The spokes include a straw in the cloud where data lives. Maybe it’s a name-brand public cloud, or maybe it’s your own. The straw is secured, and nobody gets access to the straw without multiple identity checks.
Here is an example of how Indigo could help solve a real-world problem:
A hospital system has many locations. Its technicians perform thousands of MRIs at these various locations. The first step in Indigo is to make sure that the right people, and not the wrong people, can access the images easily from any location.
But that’s not enough.
A university researcher wants to develop an algorithm that can detect cancerous tumors earlier than ever before by scanning MRI images. To create, test and improve the algorithm, the researcher needs to train it on thousands of images. But those are private, and they are the property of the hospital system.
A start-up company has a similar idea. It wants to test its idea on those MRI images, too.
The hospital has some hurdles. Patient privacy is one. Also, the MRIs have a dollar value as raw data, but it may be hard to determine. It’d be nice to charge the startup for access, but not give it too much access – certainly not an actual download of the images.
That’s where Indigo comes into play, in something we’re calling a data community. The hospital can own a data community, invite members, and set rules.

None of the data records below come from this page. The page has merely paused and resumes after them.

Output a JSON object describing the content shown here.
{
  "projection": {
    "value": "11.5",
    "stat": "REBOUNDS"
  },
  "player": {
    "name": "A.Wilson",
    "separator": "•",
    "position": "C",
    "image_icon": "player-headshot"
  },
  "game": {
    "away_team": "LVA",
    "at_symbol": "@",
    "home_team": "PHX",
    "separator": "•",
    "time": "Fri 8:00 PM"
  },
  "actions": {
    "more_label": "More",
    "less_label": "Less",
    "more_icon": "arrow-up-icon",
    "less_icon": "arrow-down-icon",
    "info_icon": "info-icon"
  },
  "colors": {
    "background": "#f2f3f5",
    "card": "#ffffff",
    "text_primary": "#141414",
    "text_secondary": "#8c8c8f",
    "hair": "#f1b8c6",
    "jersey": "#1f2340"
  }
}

Community members, like the university researchers and the start-up, might get a detailed description of a data set – in this case, the MRIs. But they wouldn’t have full access to the raw data.
Connectivity and security technologies will guard the community walls, such as those used in AT&T NetBond. Also standing guard will be multi-factor, network-based authentication. Inside, the members can write or execute their own computer code. But, per rules set by the hospital, they are limited on the results they can retrieve.
In this case, they can only get aggregated (grouped) data, not individual records. They can see an MRI image, but not any other data associated with it, like the name of the patient.
All activity will be subject to full and accurate auditing – a key for security and other important factors like academic attribution.
In this example, the hospital has guarded patient privacy, advanced the cure of cancer, and made some money from its data.
Today, people often talk about data in terms like “usefulness versus security,” or “usefulness versus privacy.” What if it became “useful and secure,” and “useful and private?”
That’s the world we’re creating with Indigo.
Victor Nilson - Senior Vice President - Big Data, AT&T